#### [PROBLEM]
Lines in which "removable" appears should be pulled from the data below.

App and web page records

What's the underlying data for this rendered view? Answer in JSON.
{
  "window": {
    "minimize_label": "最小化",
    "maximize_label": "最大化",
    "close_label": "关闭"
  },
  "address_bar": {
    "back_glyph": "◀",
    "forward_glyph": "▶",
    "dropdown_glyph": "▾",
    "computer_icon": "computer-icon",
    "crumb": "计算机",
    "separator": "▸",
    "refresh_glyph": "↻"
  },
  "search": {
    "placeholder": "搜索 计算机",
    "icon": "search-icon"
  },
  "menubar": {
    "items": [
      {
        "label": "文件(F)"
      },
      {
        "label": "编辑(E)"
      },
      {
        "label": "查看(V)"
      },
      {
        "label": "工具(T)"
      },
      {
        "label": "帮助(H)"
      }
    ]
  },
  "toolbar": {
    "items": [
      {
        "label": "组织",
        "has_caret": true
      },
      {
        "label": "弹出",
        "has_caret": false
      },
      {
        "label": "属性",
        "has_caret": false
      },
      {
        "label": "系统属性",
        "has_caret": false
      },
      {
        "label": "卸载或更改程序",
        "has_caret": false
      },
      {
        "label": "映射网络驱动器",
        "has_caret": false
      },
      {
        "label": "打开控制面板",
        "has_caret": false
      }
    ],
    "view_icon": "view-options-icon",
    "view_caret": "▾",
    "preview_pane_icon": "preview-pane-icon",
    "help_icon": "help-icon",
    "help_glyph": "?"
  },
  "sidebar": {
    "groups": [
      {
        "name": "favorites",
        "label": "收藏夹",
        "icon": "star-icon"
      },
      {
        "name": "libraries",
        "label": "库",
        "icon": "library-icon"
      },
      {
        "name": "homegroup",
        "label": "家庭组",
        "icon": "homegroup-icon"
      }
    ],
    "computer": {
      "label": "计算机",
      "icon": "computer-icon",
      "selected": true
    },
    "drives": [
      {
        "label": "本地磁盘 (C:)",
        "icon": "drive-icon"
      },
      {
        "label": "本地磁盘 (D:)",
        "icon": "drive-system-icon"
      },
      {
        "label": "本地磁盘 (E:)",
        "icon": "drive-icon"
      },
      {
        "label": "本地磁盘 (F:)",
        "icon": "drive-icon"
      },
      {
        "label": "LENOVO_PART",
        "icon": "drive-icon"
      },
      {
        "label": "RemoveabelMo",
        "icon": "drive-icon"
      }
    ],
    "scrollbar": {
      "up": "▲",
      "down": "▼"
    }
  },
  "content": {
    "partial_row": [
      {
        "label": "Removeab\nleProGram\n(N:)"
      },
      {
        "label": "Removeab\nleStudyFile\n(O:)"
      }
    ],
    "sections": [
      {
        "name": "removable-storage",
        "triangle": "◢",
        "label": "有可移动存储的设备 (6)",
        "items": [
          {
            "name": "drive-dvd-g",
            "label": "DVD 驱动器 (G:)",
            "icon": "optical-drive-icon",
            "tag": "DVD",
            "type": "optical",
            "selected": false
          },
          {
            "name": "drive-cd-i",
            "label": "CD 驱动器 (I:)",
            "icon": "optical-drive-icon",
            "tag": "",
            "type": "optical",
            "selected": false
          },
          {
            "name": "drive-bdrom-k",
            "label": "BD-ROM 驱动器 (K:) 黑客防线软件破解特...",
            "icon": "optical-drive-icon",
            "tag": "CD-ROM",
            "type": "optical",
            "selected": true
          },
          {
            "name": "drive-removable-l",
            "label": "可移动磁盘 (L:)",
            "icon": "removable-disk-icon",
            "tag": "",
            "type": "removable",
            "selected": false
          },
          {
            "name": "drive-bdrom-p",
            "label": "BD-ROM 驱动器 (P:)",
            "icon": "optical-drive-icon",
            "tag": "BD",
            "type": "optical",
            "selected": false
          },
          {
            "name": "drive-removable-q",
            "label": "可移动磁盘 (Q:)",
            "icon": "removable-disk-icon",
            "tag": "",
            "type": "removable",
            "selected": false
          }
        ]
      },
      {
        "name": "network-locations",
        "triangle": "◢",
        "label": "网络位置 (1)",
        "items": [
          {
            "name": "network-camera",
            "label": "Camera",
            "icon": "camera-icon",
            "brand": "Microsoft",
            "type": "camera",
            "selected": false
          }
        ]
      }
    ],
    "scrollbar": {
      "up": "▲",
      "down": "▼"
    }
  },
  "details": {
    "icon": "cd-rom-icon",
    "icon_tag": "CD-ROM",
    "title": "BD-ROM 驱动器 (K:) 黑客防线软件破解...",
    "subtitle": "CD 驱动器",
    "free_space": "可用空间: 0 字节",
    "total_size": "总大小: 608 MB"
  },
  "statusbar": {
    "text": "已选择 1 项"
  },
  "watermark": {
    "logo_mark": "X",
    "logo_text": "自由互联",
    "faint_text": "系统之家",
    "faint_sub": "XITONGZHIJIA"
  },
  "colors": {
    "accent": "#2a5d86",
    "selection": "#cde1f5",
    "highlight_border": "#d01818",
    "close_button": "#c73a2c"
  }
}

#### [FINISHED EXERCISE]
        "name": "removable-storage",
            "name": "drive-removable-l",
            "icon": "removable-disk-icon",
            "type": "removable",
            "name": "drive-removable-q",
            "icon": "removable-disk-icon",
            "type": "removable",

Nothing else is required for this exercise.